The attack ad spliced together segments from the documentary, “I Am the Ambassador,” produced by a Danish network when Gifford was the U.S. ambassador several years ago, to question the candidate’s connections in Massachusetts and how he would work as a politician.

Its origins are somewhat murky: the ad’s first appearance seems to be in a Dropbox link tweeted early Sunday morning by Jordan Markwith, a Democratic consultant in California. It was retweeted by former 3rd District candidate Steve Kerrigan — whose 2014 lieutenant governor campaign received donations from Markwith, state records show — but Kerrigan told The Sun he simply saw the tweet and shared it and was not involved in any other way.

The video, which was re-posted by other users, has since been taken down. According to the Gifford campaign, it violated Twitter’s terms by using copyrighted material from DR, the Danish broadcasting company who produced the documentary. (Neither Twitter nor DR could be reached Monday for confirmation.)

In a YouTube video posted Monday morning titled “Positivity Pledge,” Gifford pushed back against the video, describing it as an intentional distortion of his words. He said his efforts on the campaign trail would remain positive through the Sept. 4 primary.

“This is exactly what we do not need in our politics right now: negative, personal attacks,” Gifford said in the video.

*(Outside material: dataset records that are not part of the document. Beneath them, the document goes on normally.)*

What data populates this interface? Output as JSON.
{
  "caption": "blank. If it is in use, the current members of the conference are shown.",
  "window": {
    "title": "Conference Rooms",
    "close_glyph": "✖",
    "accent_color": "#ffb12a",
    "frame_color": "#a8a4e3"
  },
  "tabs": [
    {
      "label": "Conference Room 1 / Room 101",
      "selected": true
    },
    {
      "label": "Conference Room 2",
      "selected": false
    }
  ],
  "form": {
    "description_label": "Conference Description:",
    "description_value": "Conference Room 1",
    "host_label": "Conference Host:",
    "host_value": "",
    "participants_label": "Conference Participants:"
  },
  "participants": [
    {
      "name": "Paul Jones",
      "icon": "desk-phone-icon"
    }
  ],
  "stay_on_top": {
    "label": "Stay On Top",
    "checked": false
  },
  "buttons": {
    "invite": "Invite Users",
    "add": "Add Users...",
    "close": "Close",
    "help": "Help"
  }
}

The video cuts together different scenes — such as Gifford saying he might know more people in Los Angeles or Washington, D.C. than he does in Boston — from the 10-part documentary, although it does not indicate who produced it.

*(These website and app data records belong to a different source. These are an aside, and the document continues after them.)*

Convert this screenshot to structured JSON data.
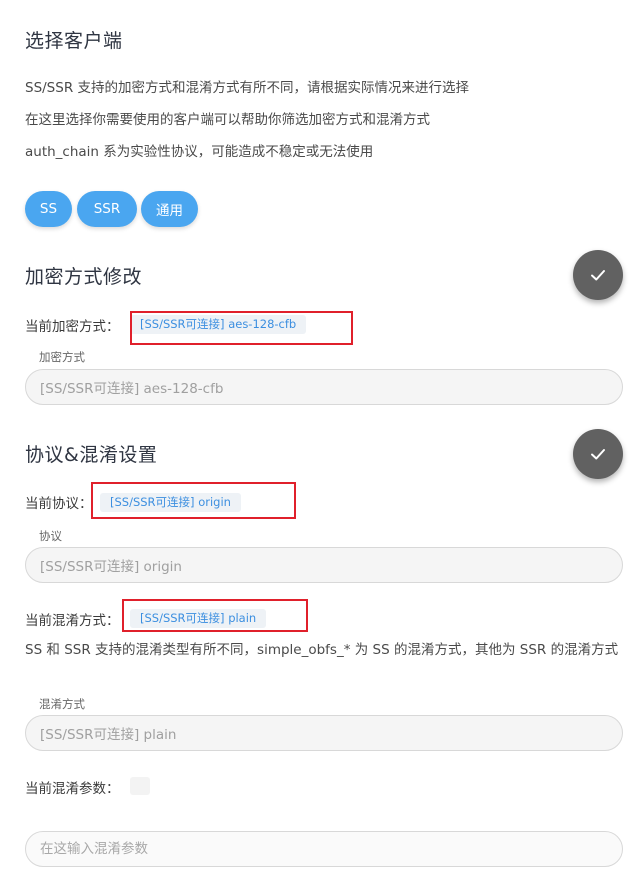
{
  "client": {
    "title": "选择客户端",
    "desc1": "SS/SSR 支持的加密方式和混淆方式有所不同，请根据实际情况来进行选择",
    "desc2": "在这里选择你需要使用的客户端可以帮助你筛选加密方式和混淆方式",
    "desc3": "auth_chain 系为实验性协议，可能造成不稳定或无法使用",
    "buttons": [
      "SS",
      "SSR",
      "通用"
    ]
  },
  "encryption": {
    "title": "加密方式修改",
    "current_label": "当前加密方式：",
    "current_value": "[SS/SSR可连接] aes-128-cfb",
    "field_label": "加密方式",
    "field_value": "[SS/SSR可连接] aes-128-cfb"
  },
  "protocol": {
    "title": "协议&混淆设置",
    "current_label": "当前协议：",
    "current_value": "[SS/SSR可连接] origin",
    "field_label": "协议",
    "field_value": "[SS/SSR可连接] origin",
    "obfs_label": "当前混淆方式：",
    "obfs_value": "[SS/SSR可连接] plain",
    "obfs_note": "SS 和 SSR 支持的混淆类型有所不同，simple_obfs_* 为 SS 的混淆方式，其他为 SSR 的混淆方式",
    "obfs_field_label": "混淆方式",
    "obfs_field_value": "[SS/SSR可连接] plain",
    "param_label": "当前混淆参数：",
    "param_placeholder": "在这输入混淆参数"
  },
  "colors": {
    "accent": "#4aa6f0",
    "fab": "#616161",
    "highlight": "#e0202b",
    "tag_text": "#3c8fe0"
  }
}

Markwith’s tweet describes it as a “troubling video” and tagged the Massachusetts Democratic Party, several media outlets and both Dan Koh and Barbara L’Italien, two of Gifford’s opponents in the primary. His page is set to private, but The Sun acquired a screenshot of the initial tweet.

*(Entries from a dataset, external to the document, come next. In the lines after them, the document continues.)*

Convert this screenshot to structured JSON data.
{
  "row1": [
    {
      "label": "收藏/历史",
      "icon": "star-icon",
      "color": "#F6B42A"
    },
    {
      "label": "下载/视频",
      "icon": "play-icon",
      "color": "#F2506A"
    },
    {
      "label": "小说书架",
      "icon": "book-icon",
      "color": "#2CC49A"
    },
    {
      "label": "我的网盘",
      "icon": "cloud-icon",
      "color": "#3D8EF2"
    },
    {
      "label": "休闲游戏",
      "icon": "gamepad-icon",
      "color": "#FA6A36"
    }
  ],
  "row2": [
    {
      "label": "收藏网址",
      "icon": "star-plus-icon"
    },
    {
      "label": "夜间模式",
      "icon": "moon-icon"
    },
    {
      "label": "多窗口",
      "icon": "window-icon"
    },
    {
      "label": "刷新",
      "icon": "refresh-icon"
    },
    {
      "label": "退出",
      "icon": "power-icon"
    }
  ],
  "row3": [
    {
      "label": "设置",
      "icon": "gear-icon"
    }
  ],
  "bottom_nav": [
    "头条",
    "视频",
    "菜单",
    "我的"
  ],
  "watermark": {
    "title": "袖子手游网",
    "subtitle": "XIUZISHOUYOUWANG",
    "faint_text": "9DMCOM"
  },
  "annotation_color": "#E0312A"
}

Markwith could not be reached Monday for comment.

Kerrigan, who dropped out of the race in February, and later endorsed L’Italien, retweeted the video. That tweet is no longer visible, but could be found Monday afternoon on a Google cached version of Kerrigan’s feed.

Markwith and Kerrigan had connected before: when Kerrigan was running for lieutenant governor in 2013 and 2014, Markwith gave him a combined $1,000, according to OCPF records.

Reached by The Sun Monday afternoon, Kerrigan said he had no involvement beyond retweeting the link to the video. He did not know its origins, but said it “definitely” was not originally made by Markwith.

“I know nothing more about it other than that I saw it and retweeted it,” Kerrigan said.

On Monday evening, Kerrigan tweeted that he believes the race should not focus on critical ads.

“This election simply has to be about what’s going on right now in DC & what the future will be for the people of #ma3 & this country,” Kerrigan wrote. “Negative attacks about things in the past shouldn’t distract us. The stakes are too high for that kind of nonsense.”

Follow Chris on Twitter @ChrisLisinski.